Today we’ll be discussing the exposure triangle, a fundamental concept in Photography and Cinematography that is key to understanding how to get the desired exposure and creative effects for your photos and videos. The exposure triangle includes Aperture, Shutter speed, and ISO. By understanding how these three elements work together, you’ll be able to produce amazing images. So let’s dive right in and get started!
Aperture refers to the size of the opening in the lens through which light passes. It is measured in f-stops, with larger f-stop numbers corresponding to smaller apertures and smaller f-stop numbers corresponding to larger apertures.
The aperture plays a crucial role in determining the depth of field in a photograph, which is the range of sharp focus in the image. A larger aperture (smaller f-stop number) will result in a shallow depth of field, where only a tiny portion of the image is in focus. This can create a bokeh effect, where the background is blurry, and the subject is sharply in focus. A smaller aperture (larger f-stop number) will result in a deeper depth of field, where a larger portion of the image is in focus. This is useful for landscape photography, where you want to keep the entire scene in focus.
Shutter speed refers to the length of time that the camera’s shutter is open to expose the sensor to light. It is measured in seconds or fractions of a second.
Shutter speed is crucial in determining the amount of motion blur in a photograph.
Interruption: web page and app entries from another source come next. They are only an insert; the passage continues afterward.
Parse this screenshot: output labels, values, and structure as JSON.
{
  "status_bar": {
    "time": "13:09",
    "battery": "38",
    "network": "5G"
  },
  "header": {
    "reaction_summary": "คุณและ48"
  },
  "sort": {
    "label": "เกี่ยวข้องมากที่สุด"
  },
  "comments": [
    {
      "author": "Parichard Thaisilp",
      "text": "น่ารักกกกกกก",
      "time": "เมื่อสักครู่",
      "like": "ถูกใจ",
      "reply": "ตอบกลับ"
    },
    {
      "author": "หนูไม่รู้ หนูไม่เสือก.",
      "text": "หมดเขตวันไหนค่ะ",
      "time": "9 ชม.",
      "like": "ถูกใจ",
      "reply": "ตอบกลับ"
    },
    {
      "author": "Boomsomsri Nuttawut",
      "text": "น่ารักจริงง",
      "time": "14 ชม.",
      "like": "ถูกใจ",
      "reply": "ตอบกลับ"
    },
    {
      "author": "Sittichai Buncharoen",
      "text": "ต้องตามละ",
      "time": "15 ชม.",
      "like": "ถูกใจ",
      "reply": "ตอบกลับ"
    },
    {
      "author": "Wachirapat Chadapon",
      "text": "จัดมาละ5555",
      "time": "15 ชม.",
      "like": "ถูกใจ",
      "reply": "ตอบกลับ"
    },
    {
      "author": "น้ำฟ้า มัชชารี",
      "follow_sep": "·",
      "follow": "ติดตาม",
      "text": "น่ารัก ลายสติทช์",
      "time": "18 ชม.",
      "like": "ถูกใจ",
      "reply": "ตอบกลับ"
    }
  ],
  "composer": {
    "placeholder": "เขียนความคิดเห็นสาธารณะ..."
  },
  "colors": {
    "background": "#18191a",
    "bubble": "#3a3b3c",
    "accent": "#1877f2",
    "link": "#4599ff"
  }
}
A faster shutter speed will freeze motion, while a slower shutter speed will create a blur effect. For example, a fast shutter speed of 1/1000 of a second can be used to freeze the action of a fast-moving object, while a slow shutter speed of 1/30 of a second can be used to create a blur effect of moving water.
ISO is a measure of a camera’s sensitivity to light. A higher ISO will result in a brighter image, but it can also introduce noise or grain into the photograph. A lower ISO will result in a darker image, but it will have less noise.
Finding the right balance between aperture, shutter speed, and ISO is essential to achieve a photograph’s desired exposure and creative effects. If one element is changed, it will affect the others, so it is important to understand how they work together.
For example, if you want to freeze motion with a fast shutter speed, you may need to increase the ISO to compensate for the lack of light coming through the lens. On the other hand, if you want a deep depth of field with a small aperture, you may need to decrease the ISO to compensate for the reduced amount of light coming through the lens.
Not To Neglect
The exposure triangle is essential for filmmakers because it allows them to control the look and feel of their footage. By adjusting the aperture, shutter speed, and ISO, filmmakers can achieve a wide range of creative effects and visual styles.
Aperture, for example, can be used to control the depth of field in a shot, which determines how much of the image is in focus. A shallow depth of field, created by a larger aperture, can draw the viewer’s attention to a specific part of the frame and isolate the subject from the background. On the other hand, a deep depth of field, created by using a smaller aperture, can keep the entire scene in focus, which is helpful in establishing shots and wide shots.
Shutter speed can be used to control the amount of motion blur in a shot, which can affect the perceived speed of the action. A faster shutter speed can be used to freeze fast-moving action, while a slower shutter speed can be used to create a blur effect, which can be used to convey a sense of motion or to create a more cinematic look.
ISO can be used to control the overall exposure of the shot, which can help adjust the image’s brightness in different lighting conditions. However, it’s essential to know the trade-off between image brightness and noise, as a higher ISO can introduce noise into the image.
In conclusion, the exposure triangle is an essential concept in photography and cinematography that you should be familiar with. You can achieve whatever images you want by understanding how aperture, shutter speed, and ISO interact. With practice and experimentation, you can master the exposure triangle and take your photos to the next level.